#### [Task to complete]
Print every line of the data word for word.

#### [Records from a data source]
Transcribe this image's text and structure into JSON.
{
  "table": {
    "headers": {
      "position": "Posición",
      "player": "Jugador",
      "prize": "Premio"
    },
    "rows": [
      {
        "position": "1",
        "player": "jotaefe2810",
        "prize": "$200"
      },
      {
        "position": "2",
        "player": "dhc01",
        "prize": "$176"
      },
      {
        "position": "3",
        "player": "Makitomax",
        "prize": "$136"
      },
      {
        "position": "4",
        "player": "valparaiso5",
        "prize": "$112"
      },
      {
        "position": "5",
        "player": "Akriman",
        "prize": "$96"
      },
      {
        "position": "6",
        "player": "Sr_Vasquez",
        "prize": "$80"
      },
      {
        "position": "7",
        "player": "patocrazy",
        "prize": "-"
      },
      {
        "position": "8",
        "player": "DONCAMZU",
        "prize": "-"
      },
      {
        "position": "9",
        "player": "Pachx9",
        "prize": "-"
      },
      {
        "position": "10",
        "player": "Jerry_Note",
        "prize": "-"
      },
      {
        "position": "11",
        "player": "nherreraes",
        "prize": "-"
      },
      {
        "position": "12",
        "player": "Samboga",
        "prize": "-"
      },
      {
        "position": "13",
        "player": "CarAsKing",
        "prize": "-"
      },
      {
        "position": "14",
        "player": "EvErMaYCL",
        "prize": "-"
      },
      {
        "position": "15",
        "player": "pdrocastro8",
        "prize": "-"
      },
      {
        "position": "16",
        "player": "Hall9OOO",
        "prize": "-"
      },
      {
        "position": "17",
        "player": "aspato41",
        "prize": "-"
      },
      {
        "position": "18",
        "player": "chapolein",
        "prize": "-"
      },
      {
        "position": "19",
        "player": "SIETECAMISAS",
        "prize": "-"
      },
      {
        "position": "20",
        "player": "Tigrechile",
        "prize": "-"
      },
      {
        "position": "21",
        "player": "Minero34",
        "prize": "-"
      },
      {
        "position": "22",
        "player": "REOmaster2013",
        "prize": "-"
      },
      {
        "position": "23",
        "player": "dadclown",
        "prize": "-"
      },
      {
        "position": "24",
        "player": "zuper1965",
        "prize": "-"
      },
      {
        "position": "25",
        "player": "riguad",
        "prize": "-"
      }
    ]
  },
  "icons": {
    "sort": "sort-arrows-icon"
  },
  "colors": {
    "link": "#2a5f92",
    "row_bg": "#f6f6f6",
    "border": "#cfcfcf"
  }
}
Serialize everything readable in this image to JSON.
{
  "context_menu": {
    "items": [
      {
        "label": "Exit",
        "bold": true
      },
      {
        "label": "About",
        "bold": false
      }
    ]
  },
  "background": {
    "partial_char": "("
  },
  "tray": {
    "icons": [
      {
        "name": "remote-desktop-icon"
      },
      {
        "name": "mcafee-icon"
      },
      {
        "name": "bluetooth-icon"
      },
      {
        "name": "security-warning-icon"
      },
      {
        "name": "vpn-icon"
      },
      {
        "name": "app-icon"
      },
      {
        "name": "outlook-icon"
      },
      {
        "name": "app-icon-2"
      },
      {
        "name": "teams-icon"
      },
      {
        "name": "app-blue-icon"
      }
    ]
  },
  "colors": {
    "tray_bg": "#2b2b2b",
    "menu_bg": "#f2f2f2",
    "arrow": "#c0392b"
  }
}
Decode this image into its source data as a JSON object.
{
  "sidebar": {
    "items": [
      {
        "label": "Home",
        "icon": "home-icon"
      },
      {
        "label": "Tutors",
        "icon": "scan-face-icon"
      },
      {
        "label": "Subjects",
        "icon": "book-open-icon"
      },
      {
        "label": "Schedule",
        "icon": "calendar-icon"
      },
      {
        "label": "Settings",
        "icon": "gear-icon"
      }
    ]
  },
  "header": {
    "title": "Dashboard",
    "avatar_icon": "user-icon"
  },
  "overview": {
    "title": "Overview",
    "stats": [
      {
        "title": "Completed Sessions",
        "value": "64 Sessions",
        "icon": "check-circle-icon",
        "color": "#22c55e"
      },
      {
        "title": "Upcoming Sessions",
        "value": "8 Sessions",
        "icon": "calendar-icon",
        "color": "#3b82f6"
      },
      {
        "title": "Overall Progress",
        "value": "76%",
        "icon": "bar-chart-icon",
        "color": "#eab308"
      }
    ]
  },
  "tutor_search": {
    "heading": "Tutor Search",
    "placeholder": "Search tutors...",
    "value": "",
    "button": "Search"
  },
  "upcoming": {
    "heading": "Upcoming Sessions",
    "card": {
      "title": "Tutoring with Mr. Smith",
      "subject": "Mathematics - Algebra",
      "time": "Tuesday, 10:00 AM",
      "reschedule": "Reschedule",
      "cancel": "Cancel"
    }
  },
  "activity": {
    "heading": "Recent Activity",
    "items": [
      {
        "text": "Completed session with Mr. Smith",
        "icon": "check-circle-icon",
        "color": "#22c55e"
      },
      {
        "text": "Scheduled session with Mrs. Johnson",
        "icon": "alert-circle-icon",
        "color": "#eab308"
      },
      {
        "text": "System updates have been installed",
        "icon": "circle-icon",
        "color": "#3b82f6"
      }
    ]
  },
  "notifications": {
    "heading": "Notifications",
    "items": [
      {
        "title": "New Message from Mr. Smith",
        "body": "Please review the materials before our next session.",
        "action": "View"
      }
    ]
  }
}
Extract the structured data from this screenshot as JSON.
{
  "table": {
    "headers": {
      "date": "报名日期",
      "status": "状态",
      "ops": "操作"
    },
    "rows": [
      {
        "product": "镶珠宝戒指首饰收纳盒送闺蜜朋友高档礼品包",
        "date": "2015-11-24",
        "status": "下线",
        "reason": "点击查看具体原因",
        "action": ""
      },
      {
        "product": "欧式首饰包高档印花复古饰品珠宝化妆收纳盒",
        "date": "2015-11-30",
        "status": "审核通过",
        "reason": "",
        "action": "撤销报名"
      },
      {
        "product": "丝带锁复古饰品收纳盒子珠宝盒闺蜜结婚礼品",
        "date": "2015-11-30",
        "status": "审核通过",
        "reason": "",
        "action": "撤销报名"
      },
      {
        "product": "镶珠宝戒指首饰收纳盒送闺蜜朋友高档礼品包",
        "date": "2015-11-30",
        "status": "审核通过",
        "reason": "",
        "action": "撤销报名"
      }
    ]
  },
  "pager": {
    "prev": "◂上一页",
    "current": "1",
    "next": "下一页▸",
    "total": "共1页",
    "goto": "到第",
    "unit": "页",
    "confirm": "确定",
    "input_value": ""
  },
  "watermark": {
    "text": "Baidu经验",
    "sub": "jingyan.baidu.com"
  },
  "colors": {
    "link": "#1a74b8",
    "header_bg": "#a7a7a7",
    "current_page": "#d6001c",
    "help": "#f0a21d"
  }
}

#### [Task output]
Transcribe this image's text and structure into JSON.
{
  "table": {
    "headers": {
      "position": "Posición",
      "player": "Jugador",
      "prize": "Premio"
    },
    "rows": [
      {
        "position": "1",
        "player": "jotaefe2810",
        "prize": "$200"
      },
      {
        "position": "2",
        "player": "dhc01",
        "prize": "$176"
      },
      {
        "position": "3",
        "player": "Makitomax",
        "prize": "$136"
      },
      {
        "position": "4",
        "player": "valparaiso5",
        "prize": "$112"
      },
      {
        "position": "5",
        "player": "Akriman",
        "prize": "$96"
      },
      {
        "position": "6",
        "player": "Sr_Vasquez",
        "prize": "$80"
      },
      {
        "position": "7",
        "player": "patocrazy",
        "prize": "-"
      },
      {
        "position": "8",
        "player": "DONCAMZU",
        "prize": "-"
      },
      {
        "position": "9",
        "player": "Pachx9",
        "prize": "-"
      },
      {
        "position": "10",
        "player": "Jerry_Note",
        "prize": "-"
      },
      {
        "position": "11",
        "player": "nherreraes",
        "prize": "-"
      },
      {
        "position": "12",
        "player": "Samboga",
        "prize": "-"
      },
      {
        "position": "13",
        "player": "CarAsKing",
        "prize": "-"
      },
      {
        "position": "14",
        "player": "EvErMaYCL",
        "prize": "-"
      },
      {
        "position": "15",
        "player": "pdrocastro8",
        "prize": "-"
      },
      {
        "position": "16",
        "player": "Hall9OOO",
        "prize": "-"
      },
      {
        "position": "17",
        "player": "aspato41",
        "prize": "-"
      },
      {
        "position": "18",
        "player": "chapolein",
        "prize": "-"
      },
      {
        "position": "19",
        "player": "SIETECAMISAS",
        "prize": "-"
      },
      {
        "position": "20",
        "player": "Tigrechile",
        "prize": "-"
      },
      {
        "position": "21",
        "player": "Minero34",
        "prize": "-"
      },
      {
        "position": "22",
        "player": "REOmaster2013",
        "prize": "-"
      },
      {
        "position": "23",
        "player": "dadclown",
        "prize": "-"
      },
      {
        "position": "24",
        "player": "zuper1965",
        "prize": "-"
      },
      {
        "position": "25",
        "player": "riguad",
        "prize": "-"
      }
    ]
  },
  "icons": {
    "sort": "sort-arrows-icon"
  },
  "colors": {
    "link": "#2a5f92",
    "row_bg": "#f6f6f6",
    "border": "#cfcfcf"
  }
}
Serialize everything readable in this image to JSON.
{
  "context_menu": {
    "items": [
      {
        "label": "Exit",
        "bold": true
      },
      {
        "label": "About",
        "bold": false
      }
    ]
  },
  "background": {
    "partial_char": "("
  },
  "tray": {
    "icons": [
      {
        "name": "remote-desktop-icon"
      },
      {
        "name": "mcafee-icon"
      },
      {
        "name": "bluetooth-icon"
      },
      {
        "name": "security-warning-icon"
      },
      {
        "name": "vpn-icon"
      },
      {
        "name": "app-icon"
      },
      {
        "name": "outlook-icon"
      },
      {
        "name": "app-icon-2"
      },
      {
        "name": "teams-icon"
      },
      {
        "name": "app-blue-icon"
      }
    ]
  },
  "colors": {
    "tray_bg": "#2b2b2b",
    "menu_bg": "#f2f2f2",
    "arrow": "#c0392b"
  }
}
Decode this image into its source data as a JSON object.
{
  "sidebar": {
    "items": [
      {
        "label": "Home",
        "icon": "home-icon"
      },
      {
        "label": "Tutors",
        "icon": "scan-face-icon"
      },
      {
        "label": "Subjects",
        "icon": "book-open-icon"
      },
      {
        "label": "Schedule",
        "icon": "calendar-icon"
      },
      {
        "label": "Settings",
        "icon": "gear-icon"
      }
    ]
  },
  "header": {
    "title": "Dashboard",
    "avatar_icon": "user-icon"
  },
  "overview": {
    "title": "Overview",
    "stats": [
      {
        "title": "Completed Sessions",
        "value": "64 Sessions",
        "icon": "check-circle-icon",
        "color": "#22c55e"
      },
      {
        "title": "Upcoming Sessions",
        "value": "8 Sessions",
        "icon": "calendar-icon",
        "color": "#3b82f6"
      },
      {
        "title": "Overall Progress",
        "value": "76%",
        "icon": "bar-chart-icon",
        "color": "#eab308"
      }
    ]
  },
  "tutor_search": {
    "heading": "Tutor Search",
    "placeholder": "Search tutors...",
    "value": "",
    "button": "Search"
  },
  "upcoming": {
    "heading": "Upcoming Sessions",
    "card": {
      "title": "Tutoring with Mr. Smith",
      "subject": "Mathematics - Algebra",
      "time": "Tuesday, 10:00 AM",
      "reschedule": "Reschedule",
      "cancel": "Cancel"
    }
  },
  "activity": {
    "heading": "Recent Activity",
    "items": [
      {
        "text": "Completed session with Mr. Smith",
        "icon": "check-circle-icon",
        "color": "#22c55e"
      },
      {
        "text": "Scheduled session with Mrs. Johnson",
        "icon": "alert-circle-icon",
        "color": "#eab308"
      },
      {
        "text": "System updates have been installed",
        "icon": "circle-icon",
        "color": "#3b82f6"
      }
    ]
  },
  "notifications": {
    "heading": "Notifications",
    "items": [
      {
        "title": "New Message from Mr. Smith",
        "body": "Please review the materials before our next session.",
        "action": "View"
      }
    ]
  }
}
Extract the structured data from this screenshot as JSON.
{
  "table": {
    "headers": {
      "date": "报名日期",
      "status": "状态",
      "ops": "操作"
    },
    "rows": [
      {
        "product": "镶珠宝戒指首饰收纳盒送闺蜜朋友高档礼品包",
        "date": "2015-11-24",
        "status": "下线",
        "reason": "点击查看具体原因",
        "action": ""
      },
      {
        "product": "欧式首饰包高档印花复古饰品珠宝化妆收纳盒",
        "date": "2015-11-30",
        "status": "审核通过",
        "reason": "",
        "action": "撤销报名"
      },
      {
        "product": "丝带锁复古饰品收纳盒子珠宝盒闺蜜结婚礼品",
        "date": "2015-11-30",
        "status": "审核通过",
        "reason": "",
        "action": "撤销报名"
      },
      {
        "product": "镶珠宝戒指首饰收纳盒送闺蜜朋友高档礼品包",
        "date": "2015-11-30",
        "status": "审核通过",
        "reason": "",
        "action": "撤销报名"
      }
    ]
  },
  "pager": {
    "prev": "◂上一页",
    "current": "1",
    "next": "下一页▸",
    "total": "共1页",
    "goto": "到第",
    "unit": "页",
    "confirm": "确定",
    "input_value": ""
  },
  "watermark": {
    "text": "Baidu经验",
    "sub": "jingyan.baidu.com"
  },
  "colors": {
    "link": "#1a74b8",
    "header_bg": "#a7a7a7",
    "current_page": "#d6001c",
    "help": "#f0a21d"
  }
}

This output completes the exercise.